In his series “Maze”, Donovan Wylie was granted exclusive access to the Maze Prison when it was decommissioned in 2003. Paramilitary prisoners of both side were incarcerated in the Maze, sorted into H Blocks depending on their affiliation, and this is where the Blanket and Dirty Protests of the late 1970s and the 1981 Hunger Strike took place. The hospital, where prisoners on Hunger Strike died, and some of the H Blocks are protected buildings but other parts of the prison have been demolished, in order to build a football stadium among other things. However, in January 2009, this “redevelopment” plan was cancelled and what will become of the Maze site remains uncertain and subject to controversy. It is possible that Donovan Wylie’s photographs are the last memorials of the events who took place there.
I’ve done a bit of research ( source 1, source 2, source 3). From one source, it seems “The Maze” was originally called “Long Kesh Prison” and renamed to “H.M.P. Maze” in the mid 1980s in order to distantiate it from the brutal treatment of prisoners in the 1970s and early 1980s that tainted the name “Long Kesh” in collective memory. It is possible that the specific name that individual pick to refer to the prison may imply their political views on the conflict. From another source, it seems the prison was renamed from “Long Kesh” to “Maze” in 1976, at the same time as the prisoners lost their Special Category status (political prisoner as opposed to common criminal) and the H-Blocks built to replace former huts. I am unsure of the date the renaming took place but different sources seem to corroborate that using different names may have political connotations. However, given the sensitivity and controversy of the whole subject, I cannot be sure of the reliability of specific sources and do not have enough insider knowledge to guarantee the degree of truth of information I find.
This research made me more aware of the difficulty of creating artworks on a politically sensitive subject, because every little detail such as the choice of a word can spark unplanned controversy. I feel I must be very careful when creating artwork on a political theme, such as my Disciplinary Institutions series. An artist making political art must be very careful to thoroughly research their subject because if they unwittingly say something inacurate, or something that implies political leaning they were not aware of and willingly trying to convey, they can make a fool of themselves or even be used as an unwitting pawn in a political quarrel.
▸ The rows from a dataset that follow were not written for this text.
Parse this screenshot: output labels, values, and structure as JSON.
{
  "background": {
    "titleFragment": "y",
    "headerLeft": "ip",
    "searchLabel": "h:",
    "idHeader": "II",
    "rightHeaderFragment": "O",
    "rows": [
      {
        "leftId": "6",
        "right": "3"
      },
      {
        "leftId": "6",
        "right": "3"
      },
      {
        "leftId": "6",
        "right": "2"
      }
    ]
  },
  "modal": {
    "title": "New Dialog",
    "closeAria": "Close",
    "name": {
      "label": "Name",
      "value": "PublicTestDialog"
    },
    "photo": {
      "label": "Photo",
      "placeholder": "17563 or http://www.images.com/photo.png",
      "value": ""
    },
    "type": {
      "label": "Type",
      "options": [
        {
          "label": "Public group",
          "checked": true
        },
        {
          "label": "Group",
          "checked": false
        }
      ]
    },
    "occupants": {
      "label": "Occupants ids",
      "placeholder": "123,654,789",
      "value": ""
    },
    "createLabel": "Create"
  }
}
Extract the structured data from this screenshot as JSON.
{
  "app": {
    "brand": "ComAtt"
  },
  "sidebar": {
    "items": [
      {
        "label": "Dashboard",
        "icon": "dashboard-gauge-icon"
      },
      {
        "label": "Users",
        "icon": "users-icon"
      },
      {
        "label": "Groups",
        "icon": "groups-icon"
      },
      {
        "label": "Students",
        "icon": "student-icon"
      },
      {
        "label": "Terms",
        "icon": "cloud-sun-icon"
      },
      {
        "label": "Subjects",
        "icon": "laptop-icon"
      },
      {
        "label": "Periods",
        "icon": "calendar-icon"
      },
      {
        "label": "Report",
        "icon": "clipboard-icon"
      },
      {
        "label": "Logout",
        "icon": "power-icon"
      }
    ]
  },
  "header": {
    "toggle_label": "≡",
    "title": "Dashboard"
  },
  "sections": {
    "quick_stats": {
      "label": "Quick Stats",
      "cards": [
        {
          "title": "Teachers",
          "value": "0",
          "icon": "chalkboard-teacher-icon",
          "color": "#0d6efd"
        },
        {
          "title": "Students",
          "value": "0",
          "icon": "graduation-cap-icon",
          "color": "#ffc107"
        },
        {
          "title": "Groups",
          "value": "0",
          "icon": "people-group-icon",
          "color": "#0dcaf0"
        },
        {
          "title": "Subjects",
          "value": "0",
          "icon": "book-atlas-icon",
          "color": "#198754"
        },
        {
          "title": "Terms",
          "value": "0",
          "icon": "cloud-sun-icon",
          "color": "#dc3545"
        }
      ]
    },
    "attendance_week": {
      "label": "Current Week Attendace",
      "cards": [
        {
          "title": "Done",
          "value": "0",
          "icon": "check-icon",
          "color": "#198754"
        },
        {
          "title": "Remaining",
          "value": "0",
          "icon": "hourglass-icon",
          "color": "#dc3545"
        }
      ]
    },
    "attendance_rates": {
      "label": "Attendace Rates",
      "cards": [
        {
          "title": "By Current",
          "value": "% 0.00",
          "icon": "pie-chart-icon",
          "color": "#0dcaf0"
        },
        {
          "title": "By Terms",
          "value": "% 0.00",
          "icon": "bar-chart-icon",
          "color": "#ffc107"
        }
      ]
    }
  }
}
Identical cells painted various colors. I do not know if colors were specific to different H Blocks and, if this was the case, whether they had a political symbolism or were random.
The same place in the process of being demolished.
In an interview, Donovan Wylie comments on how he interpretated the place, its atmosphere and function photographically: “the trick of the project was to try to understand the psychology of it. The building is a hybrid between a civilian prison and a military prison, but the whole thing is a machine and every part in it is a component and it all works together. Once you understand it as a machine, you can deconstruct it as a machine, photographically. Then you fully understand the shape of it, why it doesn’t have any steps, why there are so many layers to it, why it is so uniform.”
2 Replies to “Donovan Wylie: Maze Prison (Long Kesh/ H-Blocks)”
So many lives were destroyed within those walls. So many families were destroyed. Good men gave up their lives in the name of freedom within those walls.
Oh My God!
We were so shocked to see that the prison is almost totally demolished. We had no idea! They are building houses there! It makes me so mad and sick. Destroying history, it’s a shame. They even sent us away. They don’t want to talk about it; well, they got my attention now!
I really want to support some kind of protest to save the only building that is still standing. Do you know how I can find such protest?
Greeting from Holland, Trudy.